- _Data about app and page elements_:
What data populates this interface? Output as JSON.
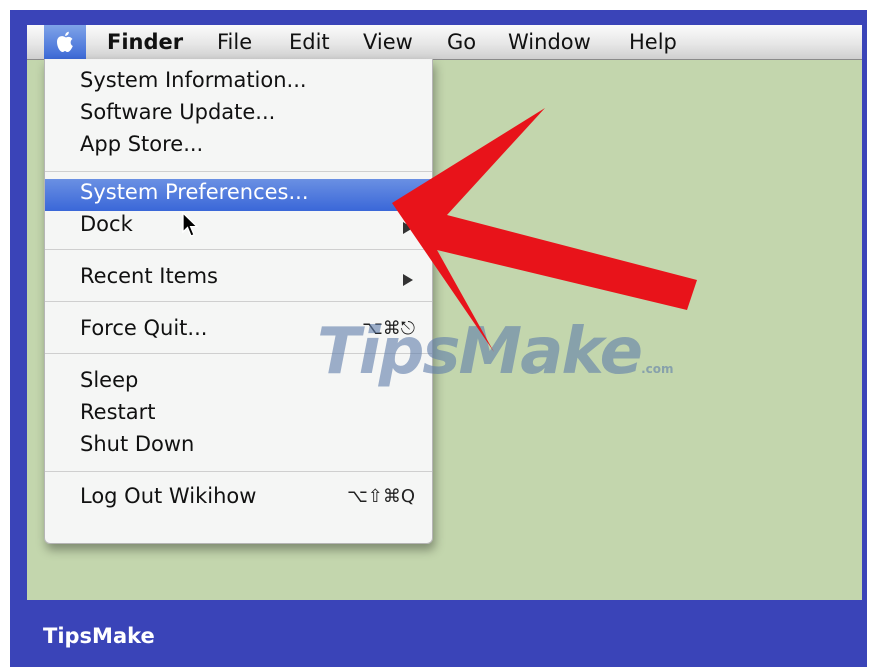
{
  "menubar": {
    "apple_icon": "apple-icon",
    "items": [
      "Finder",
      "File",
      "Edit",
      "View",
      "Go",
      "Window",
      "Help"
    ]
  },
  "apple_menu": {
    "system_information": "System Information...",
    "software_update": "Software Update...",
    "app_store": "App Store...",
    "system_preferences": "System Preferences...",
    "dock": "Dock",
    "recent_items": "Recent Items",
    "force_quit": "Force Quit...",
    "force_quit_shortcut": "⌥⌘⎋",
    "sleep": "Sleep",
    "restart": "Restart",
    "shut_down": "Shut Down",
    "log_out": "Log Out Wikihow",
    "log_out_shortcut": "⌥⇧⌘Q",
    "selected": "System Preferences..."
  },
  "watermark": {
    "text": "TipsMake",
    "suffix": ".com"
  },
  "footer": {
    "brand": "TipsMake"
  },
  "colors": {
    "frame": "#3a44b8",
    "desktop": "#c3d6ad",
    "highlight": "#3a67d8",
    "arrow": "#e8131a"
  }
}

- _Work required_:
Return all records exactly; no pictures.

- _Answer_:
What data populates this interface? Output as JSON.
{
  "menubar": {
    "apple_icon": "apple-icon",
    "items": [
      "Finder",
      "File",
      "Edit",
      "View",
      "Go",
      "Window",
      "Help"
    ]
  },
  "apple_menu": {
    "system_information": "System Information...",
    "software_update": "Software Update...",
    "app_store": "App Store...",
    "system_preferences": "System Preferences...",
    "dock": "Dock",
    "recent_items": "Recent Items",
    "force_quit": "Force Quit...",
    "force_quit_shortcut": "⌥⌘⎋",
    "sleep": "Sleep",
    "restart": "Restart",
    "shut_down": "Shut Down",
    "log_out": "Log Out Wikihow",
    "log_out_shortcut": "⌥⇧⌘Q",
    "selected": "System Preferences..."
  },
  "watermark": {
    "text": "TipsMake",
    "suffix": ".com"
  },
  "footer": {
    "brand": "TipsMake"
  },
  "colors": {
    "frame": "#3a44b8",
    "desktop": "#c3d6ad",
    "highlight": "#3a67d8",
    "arrow": "#e8131a"
  }
}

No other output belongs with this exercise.